Nick Moss et al. banging out the blues, coming to Moondog's
Casual listeners may perceive the blues as sad or depressing music. But guitarist Nick Moss often finds humor in the genre, sometimes in the most unexpected places.
The title track from his new album, "The High Cost of Low Living," is a prime example.
"The best places (to find song titles) are Baptist churches in the South," says Moss, who appears with harmonica player Dennis Gruenling and his band March 10 at Moondog's in Blawnox. "You see these great titles on their little billboards in front of their churches. "The High Cost of Low Living," I got that right off a Baptist church in some small town in Georgia when we were on our way to Alabama to do a gig."
Other songs on the album – notably "Get Right Before You Left" and "Get Your Hands Out of My Pockets" – share a similar sense of whimsy. But Moss is nothing if not serious about the music. He started playing in Chicago clubs three decades ago, first as a bassist before switching to guitar, with bluesman including Jimmy Dawkins, Jimmy Rogers and Willie "Big Eyes" Smith.
"The way I look at it is I'm a direct descendant of them," he says. "I don't mean that by blood. I'm a follower, a devotee, if you will. Those guys were the guys I looked up to, those are the guys I revered, those are the guys I ended up playing with, those are the guys I called my friends. It felt like they were family to me."
Moss' blood family also steered him to music. His parents were avid music fans, and his grandmother, of Austrian-German descent, played harmonica.
"Sometimes she would just blow these little tunes," Moss says of his grandmother. "She knew all the little songs of the day. And I don't think she even realized she was influencing my brother and me to become musicians, but that was our first taste of live music: my grandmother singing to us and playing harmonica."
Harmonica remains an important part of Moss' sound that taps into traditional Chicago blues while also containing a contemporary edge. In 2016, Moss start to collaborate full time with Gruenling, a New Jersey native whom he considers to be one of the world's greatest harmonica players.
"I don't use that term lightly because I've played with some of the world's greatest blues harmonica players," Moss says, "and Dennis is right up there. He has a very unique approach to his phrasing. It's not exactly the norm. I hate to use this term, but there's usually some type of formula guys will use. You hear that a lot with generic style harmonica playing and you can almost predict what will be played next. And Dennis has a wide vocabulary because he listens to a lot of music – big band music, blues, early rock and soul. He not only has harmonica licks, but saxophone licks, guitar licks, piano licks, even vocal licks."

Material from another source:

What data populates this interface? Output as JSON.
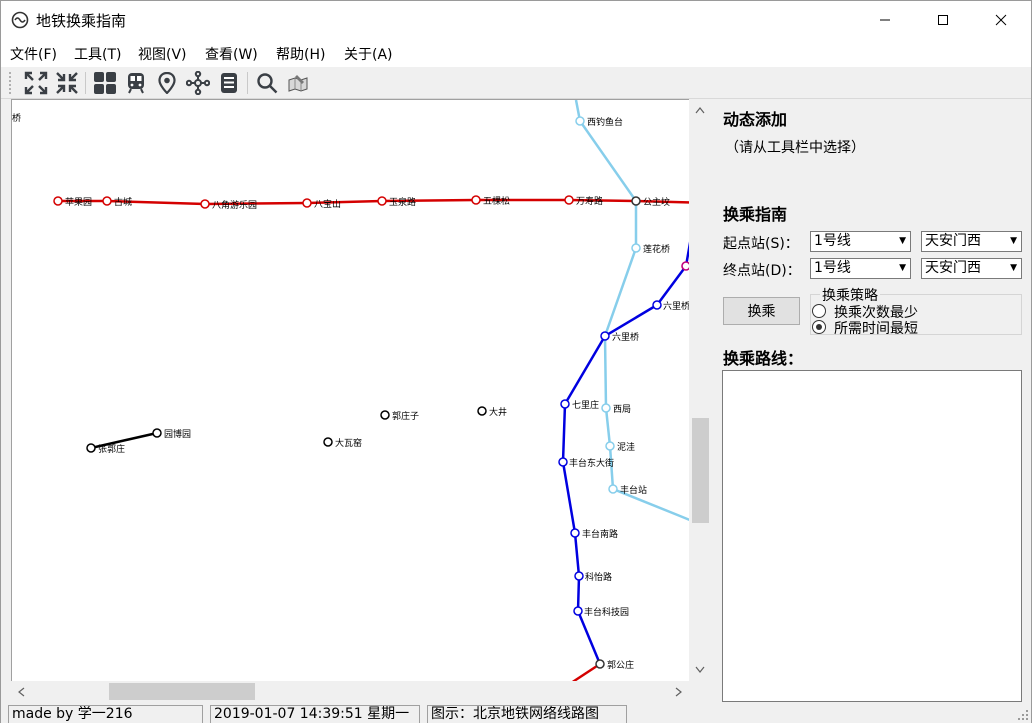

Moss compares Greunling to the late William Clarke, who died in 1996 at the age of 45, but left an indelible impression on blues music.
As it turns out, Clarke's widow, Jeannette Clarke, lives outside of Pittsburgh "and comes to all of our shows in Pittsburgh, Moss says. "She loves Dennis, because he probably reminds her of Bill a little bit."
Rege Behe is a Tribune-Review contributing writer.